San Francisco's tap water is safe to drink and has one of the best tastes of any city in the United States. Delightful tap water costs less than a cent per gallon, is tested for purity 100,000 times a year, and is delivered directly to your tap. The EPA regulates tap water to the extent that it goes beyond state and municipal water quality requirements.
There's a new incentive to think beyond the bottle right now. San Francisco's tap water, according to food regulators, tastes better than bottled water. Arrowhead bottled water was judged inferior by four out of five tasters in a recent taste test conducted by the San Francisco Public Utilities Commission (SFPUC). A culinary writer for the San Francisco Chronicle rated the Arrowhead water as "flat."
Source of Water in San Francisco, Californi
Surface water and a small portion of groundwater are used to supply San Francisco's tap water. California's Tuolumne River supplies water to San Francisco, which is then stored in the Hetch Hetchy Reservoir. Water from the Hetch Hetchy is mixed with freshwater from nearby watersheds such as the Alameda, Peninsula, San Andreas reservoirs, and Pilarcitos Lake. Lake Eleanor, Lake Cherry, and the streams of the Lower Cherry Aqueduct, Early Intake Reservoir, and Tuolumne River are all sources of emergency water supply.
Avoiding the use of bottled water has many benefits for the environment. Since approximately 85% of San Francisco's tap water is produced by gravity from the Hetch Hetchy reservoir, which is supplied by Sierra snowmelt, the city's carbon footprint is significantly smaller than the carbon footprint of producing and transporting packaged bottled water. According to Jue, bottled water requires 2,000 times the amount of energy to produce as tap water. Bottled water also creates a trail of trash in its wake. According to the Environmental Protection Agency, every year in California, one billion plastic water bottles end up in landfills. Also, it will take 1,000 years for plastic bottles to decompose naturally.
What Is in San Francisco's Tap Water, and Who Is in Charge of Regulating It?
In the United States, tap water is controlled by the Environmental Protection Agency (EPA), while bottled water, which is considered a packaged product, is regulated by the Food and Drug Administration (FDA). Although the Environmental Protection Agency and the Food and Drug Administration have comparable quality requirements, FDA regulations are laxer in terms of how often bottled water must be tested and do not compel businesses to disclose their test results with customers.
The Environmental Protection Agency's standards are strict, but the EWG (Environmental Working Group) - a nonprofit group – has established its own, stricter rules, which they refer to as "health guidelines." For a comprehensive list of pollutants in your zip code region, go to the Environmental Working Group's website.

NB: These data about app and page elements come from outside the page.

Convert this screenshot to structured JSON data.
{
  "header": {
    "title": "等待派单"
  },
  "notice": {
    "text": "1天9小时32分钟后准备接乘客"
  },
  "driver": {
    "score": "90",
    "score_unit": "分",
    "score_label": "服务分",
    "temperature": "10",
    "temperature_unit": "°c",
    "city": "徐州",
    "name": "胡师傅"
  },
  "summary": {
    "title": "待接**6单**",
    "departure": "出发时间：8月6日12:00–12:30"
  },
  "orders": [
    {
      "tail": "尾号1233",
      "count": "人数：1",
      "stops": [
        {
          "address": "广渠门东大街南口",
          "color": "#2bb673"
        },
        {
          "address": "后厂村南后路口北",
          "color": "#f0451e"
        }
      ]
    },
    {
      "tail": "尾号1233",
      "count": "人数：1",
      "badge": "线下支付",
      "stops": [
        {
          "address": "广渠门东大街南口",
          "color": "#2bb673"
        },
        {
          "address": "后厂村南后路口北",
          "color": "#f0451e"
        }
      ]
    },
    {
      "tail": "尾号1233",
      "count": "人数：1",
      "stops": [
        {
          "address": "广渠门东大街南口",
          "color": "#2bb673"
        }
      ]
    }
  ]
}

According to the EWG study, three cancerous contaminants over the recommended levels for human consumption were discovered in the water from the “San Francisco Regional Water System.” All of them are within the legal limit established by the Environmental Protection Agency, but they are nevertheless a source of concern. Chromium 6, radiological contaminants, and trihalomethanes (TTHMs) are the pollutants. These are far below the EPA's recommended levels, so any reduction is welcome but not essential. Furthermore, according to OrbMedia's water study, microplastics were detected in 94 percent of all tap water samples in the United States, indicating widespread contamination.
In summary, San Francisco tap water is still considered safe to drink under California law, but an active carbon filter should be used to be on the safe side. A good water filter eliminates TTHMs and lowers Chromium 6 by 40-70 percent. Activated carbon should be used in conjunction with reverse osmosis or Ion Exchange filter to remove Chromium 6 as completely as possible. Water filterswill also remove chloramine, microplastics, and other agents linked to bad taste and odor, as well as microplastics, lead, and other heavy metals that may accumulate in your building's pipes due to inadequate maintenance.
Drinking Water in Public Places and Restaurants
Unfortunately, there is no regulation that requires restaurants to provide free tap water to their diners; nevertheless, most do it as a service. In fact, since California is a drought-stricken state with water restrictions, it may be unlawful for them to provide you with water unless you directly ask for it.
With that in mind, it's never been easier to drink tap water at a bar or restaurant in San Francisco. Not only is there a positive public image of water, but an increasing number of eateries are displaying signs that say, "We proudly serve tap water," and five Bay Area colleges, including Berkley, have adopted bottled water bans.
The SFWPS (SF Water Power Sewer) has placed over 100 lead-free "tap stations" in the public domain and in schools for when you're out and about in the city. Bring a reusable water bottle and refill it at one of the stations.
Some of the most popular bottled waters are Smartwater, Pure Life, Aquafina, Mountain Valley, Dasani, Fiji, and Evian. However, don't be fooled: according to the NRDC (Natural Resources Defense Council), up to 25% of bottled water is just processed water from public sources sold at a hefty price.
The good news is that California is the state with the highest percentage of beverage container recycling! Though beverage container recycling reached an all-time high of 85 percent in 2013, just 78 percent of PET water bottles were recycled.
Carry a reusable water bottle with you if you don't want your plastic bottle to wind up in a landfill or the ocean. Look for the words "CA CASH REFUND" or "CA CRV" on the label if you have to purchase a plastic bottle (or any other beverage container). Taking it to a recycling facility may earn you between ¢5 and ¢10 per bottle.
You will never need to utilize any plastic associated with your water usage if you use a filter. When it's time to replace the filter, toss the biodegradable replacement cartridge in the trash.